GALVESTON, Texas (KTRK) -- The intentional releasing of balloons in the city of Galveston has become a violation in accordance with an ordinance that was recently unanimously passed by city council on Thursday.
The video above is from a previous report.
According to the ordinance, violators will be fined up to $200.
"Discarded balloons can last indefinitely and create an aesthetic blight and hazard to wildlife and the environment," read the ordinance.
This includes any object made of latex, mylar or other material that can be inflated with a gas lighter than air.
Advocates say the helium-filled balloons pollute the environment and threaten birds and other wildlife when they fall to earth.
"Galveston Island is a breeding ground for several endangered species of sea turtles including the Kemp Ridley turtle," the ordinance reads. "The material of balloons that do not completely biodegrade or photodegrade in the environment are often stuck in trees, shrubs, can clog drainage systems, pollute the marine and coastal environment and additionally are often mistaken for food by marine and other wildlife, causing disastrous effects on marine and animal systems."
The ordinance did list a few exceptions.
Balloons may be released by a person on behalf of a governmental agency or for meteorological purposes like research. Now, this does not mean balloons cannot be released indoors. Those who choose to release balloons inside should "ensure that the balloon or balloons do not escape to the outside," according to the ordinance.
Nationwide, the growing awareness of the problem energized legislation in state governments.
In 2019, bills to limit the intentional release of large numbers of balloons were aired in legislatures in Arizona, Connecticut, Massachusetts, New Hampshire, New Jersey, New York and Rhode Island, in addition to Maine, according to the National Conference of State Legislatures.
READ PREVIOUS REPORT: Balloon launch ban? More states aim to knock air out of festive balloon releases

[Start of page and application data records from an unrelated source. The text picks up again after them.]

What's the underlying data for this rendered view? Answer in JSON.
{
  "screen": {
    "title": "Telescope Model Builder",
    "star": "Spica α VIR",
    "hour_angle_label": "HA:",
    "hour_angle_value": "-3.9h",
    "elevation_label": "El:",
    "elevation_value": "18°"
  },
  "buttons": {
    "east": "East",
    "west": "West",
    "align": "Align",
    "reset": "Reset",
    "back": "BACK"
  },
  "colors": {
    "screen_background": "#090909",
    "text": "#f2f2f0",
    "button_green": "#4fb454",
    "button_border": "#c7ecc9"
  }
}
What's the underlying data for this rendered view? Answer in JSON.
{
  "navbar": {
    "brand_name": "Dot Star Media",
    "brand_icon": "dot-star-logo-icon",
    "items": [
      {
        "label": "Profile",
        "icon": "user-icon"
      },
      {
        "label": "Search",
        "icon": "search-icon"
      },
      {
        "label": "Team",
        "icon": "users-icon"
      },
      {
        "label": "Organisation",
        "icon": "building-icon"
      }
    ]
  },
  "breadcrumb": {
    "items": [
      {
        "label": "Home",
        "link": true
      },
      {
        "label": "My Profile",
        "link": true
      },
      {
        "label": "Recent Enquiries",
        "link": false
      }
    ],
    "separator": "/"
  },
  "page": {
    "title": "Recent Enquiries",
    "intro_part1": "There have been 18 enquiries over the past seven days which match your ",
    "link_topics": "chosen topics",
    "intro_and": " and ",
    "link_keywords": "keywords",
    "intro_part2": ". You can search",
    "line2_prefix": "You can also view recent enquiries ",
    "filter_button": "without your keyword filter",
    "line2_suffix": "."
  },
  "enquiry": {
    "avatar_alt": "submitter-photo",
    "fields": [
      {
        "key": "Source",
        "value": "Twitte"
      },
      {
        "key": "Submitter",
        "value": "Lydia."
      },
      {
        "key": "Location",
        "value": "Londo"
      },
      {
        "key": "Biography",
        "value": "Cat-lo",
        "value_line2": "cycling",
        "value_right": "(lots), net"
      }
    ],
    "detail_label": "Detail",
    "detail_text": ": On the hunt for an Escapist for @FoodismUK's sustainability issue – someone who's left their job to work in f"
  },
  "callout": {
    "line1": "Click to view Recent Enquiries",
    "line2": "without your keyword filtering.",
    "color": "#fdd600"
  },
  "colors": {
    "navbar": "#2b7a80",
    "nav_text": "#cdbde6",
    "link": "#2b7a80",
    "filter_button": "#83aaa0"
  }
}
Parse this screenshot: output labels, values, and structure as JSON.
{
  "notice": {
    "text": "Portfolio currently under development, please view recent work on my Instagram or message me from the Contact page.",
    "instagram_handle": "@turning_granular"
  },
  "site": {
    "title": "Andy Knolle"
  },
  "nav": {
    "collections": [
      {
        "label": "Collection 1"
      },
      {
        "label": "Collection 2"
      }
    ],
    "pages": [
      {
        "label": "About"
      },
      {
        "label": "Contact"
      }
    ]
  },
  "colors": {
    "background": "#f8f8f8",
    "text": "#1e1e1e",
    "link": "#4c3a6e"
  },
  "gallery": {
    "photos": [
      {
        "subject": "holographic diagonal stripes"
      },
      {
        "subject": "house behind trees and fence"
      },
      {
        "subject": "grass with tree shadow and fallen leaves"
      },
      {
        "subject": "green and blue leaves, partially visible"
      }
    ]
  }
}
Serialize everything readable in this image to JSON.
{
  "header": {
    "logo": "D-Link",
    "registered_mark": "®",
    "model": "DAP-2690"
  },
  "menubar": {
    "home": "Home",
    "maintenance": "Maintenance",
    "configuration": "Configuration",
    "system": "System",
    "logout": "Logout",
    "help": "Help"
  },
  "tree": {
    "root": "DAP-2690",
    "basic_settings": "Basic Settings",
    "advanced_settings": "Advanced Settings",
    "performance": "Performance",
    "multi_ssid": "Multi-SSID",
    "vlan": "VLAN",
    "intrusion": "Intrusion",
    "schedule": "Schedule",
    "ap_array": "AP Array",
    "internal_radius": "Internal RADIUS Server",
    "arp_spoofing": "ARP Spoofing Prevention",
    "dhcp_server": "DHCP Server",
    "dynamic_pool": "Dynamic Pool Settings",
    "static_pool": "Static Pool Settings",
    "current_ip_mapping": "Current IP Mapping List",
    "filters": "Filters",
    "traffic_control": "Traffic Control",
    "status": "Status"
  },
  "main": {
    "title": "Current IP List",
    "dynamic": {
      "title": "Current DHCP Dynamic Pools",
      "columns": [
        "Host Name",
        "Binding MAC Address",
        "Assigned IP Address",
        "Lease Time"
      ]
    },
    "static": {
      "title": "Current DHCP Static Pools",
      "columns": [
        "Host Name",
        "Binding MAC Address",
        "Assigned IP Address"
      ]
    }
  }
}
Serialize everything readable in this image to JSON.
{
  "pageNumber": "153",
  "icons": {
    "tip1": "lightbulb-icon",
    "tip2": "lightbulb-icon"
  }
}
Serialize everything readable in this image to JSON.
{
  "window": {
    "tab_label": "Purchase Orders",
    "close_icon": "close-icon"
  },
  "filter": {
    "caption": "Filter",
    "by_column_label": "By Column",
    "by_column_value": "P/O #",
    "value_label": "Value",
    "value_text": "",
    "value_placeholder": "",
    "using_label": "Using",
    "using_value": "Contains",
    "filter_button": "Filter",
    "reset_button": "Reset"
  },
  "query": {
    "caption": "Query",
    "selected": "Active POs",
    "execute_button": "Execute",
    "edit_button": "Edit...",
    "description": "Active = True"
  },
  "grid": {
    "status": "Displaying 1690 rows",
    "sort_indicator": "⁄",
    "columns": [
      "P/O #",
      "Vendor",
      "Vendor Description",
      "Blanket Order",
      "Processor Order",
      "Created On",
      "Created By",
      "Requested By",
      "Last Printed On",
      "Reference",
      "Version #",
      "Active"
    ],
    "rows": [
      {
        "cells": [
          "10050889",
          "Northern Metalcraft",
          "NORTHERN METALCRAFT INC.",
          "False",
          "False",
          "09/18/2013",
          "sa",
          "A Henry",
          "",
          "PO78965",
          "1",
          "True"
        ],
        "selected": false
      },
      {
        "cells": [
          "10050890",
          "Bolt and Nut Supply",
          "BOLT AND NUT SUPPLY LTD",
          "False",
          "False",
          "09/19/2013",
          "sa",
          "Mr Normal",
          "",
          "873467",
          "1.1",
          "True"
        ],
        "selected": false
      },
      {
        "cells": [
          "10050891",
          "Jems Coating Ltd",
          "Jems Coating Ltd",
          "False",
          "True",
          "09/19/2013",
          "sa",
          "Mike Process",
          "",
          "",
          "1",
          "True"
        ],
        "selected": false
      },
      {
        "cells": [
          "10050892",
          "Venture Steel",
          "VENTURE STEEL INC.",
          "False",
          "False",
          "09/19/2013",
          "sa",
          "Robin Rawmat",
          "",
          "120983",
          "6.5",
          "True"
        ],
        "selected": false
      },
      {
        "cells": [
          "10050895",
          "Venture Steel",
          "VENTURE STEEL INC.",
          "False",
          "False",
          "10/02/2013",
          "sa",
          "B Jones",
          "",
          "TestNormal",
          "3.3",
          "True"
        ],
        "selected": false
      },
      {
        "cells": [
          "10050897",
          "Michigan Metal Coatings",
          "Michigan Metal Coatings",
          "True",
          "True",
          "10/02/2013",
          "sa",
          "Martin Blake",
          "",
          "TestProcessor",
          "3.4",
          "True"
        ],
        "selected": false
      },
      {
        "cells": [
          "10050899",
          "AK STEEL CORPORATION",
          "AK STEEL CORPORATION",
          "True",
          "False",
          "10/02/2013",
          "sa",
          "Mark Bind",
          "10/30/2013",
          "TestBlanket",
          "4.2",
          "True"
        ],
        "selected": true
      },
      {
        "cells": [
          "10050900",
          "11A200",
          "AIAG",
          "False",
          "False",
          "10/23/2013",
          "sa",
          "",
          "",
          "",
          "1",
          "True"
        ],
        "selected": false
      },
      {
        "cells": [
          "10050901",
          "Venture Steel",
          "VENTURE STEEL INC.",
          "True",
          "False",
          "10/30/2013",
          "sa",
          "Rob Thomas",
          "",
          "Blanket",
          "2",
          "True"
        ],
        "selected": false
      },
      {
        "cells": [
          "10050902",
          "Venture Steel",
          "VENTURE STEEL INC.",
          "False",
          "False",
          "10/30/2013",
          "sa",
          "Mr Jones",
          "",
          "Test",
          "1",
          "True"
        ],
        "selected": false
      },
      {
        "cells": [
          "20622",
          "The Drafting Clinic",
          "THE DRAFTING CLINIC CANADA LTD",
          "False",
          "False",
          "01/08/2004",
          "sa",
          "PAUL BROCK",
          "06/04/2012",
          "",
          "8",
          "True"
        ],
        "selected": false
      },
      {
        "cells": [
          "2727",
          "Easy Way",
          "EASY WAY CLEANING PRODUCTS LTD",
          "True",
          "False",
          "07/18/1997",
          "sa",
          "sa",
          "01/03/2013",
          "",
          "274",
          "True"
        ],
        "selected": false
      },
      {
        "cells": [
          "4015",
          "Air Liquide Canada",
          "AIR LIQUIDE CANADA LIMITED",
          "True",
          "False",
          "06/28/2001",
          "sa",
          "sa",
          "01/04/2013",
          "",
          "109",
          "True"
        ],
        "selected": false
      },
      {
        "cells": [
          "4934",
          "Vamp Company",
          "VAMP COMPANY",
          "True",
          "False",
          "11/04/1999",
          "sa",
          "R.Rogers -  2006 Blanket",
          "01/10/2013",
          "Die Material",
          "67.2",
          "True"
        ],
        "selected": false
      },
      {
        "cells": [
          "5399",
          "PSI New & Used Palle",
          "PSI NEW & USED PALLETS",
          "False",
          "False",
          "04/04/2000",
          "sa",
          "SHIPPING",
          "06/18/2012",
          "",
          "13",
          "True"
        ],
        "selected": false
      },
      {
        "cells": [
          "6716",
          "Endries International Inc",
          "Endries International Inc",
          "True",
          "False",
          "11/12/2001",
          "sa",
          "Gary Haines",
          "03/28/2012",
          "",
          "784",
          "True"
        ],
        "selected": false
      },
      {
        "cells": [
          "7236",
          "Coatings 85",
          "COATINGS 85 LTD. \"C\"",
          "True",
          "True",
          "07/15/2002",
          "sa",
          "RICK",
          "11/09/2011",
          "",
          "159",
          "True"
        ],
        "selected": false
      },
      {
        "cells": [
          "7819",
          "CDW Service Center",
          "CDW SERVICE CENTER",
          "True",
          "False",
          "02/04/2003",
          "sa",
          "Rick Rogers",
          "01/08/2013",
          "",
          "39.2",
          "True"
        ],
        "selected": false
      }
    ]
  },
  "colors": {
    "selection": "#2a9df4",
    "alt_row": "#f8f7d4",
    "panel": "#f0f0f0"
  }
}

For updates on this story, follow Nick Natario on Facebook, Twitter and Instagram.
Galveston City Council passes ban on balloon releases
More TOP STORIES News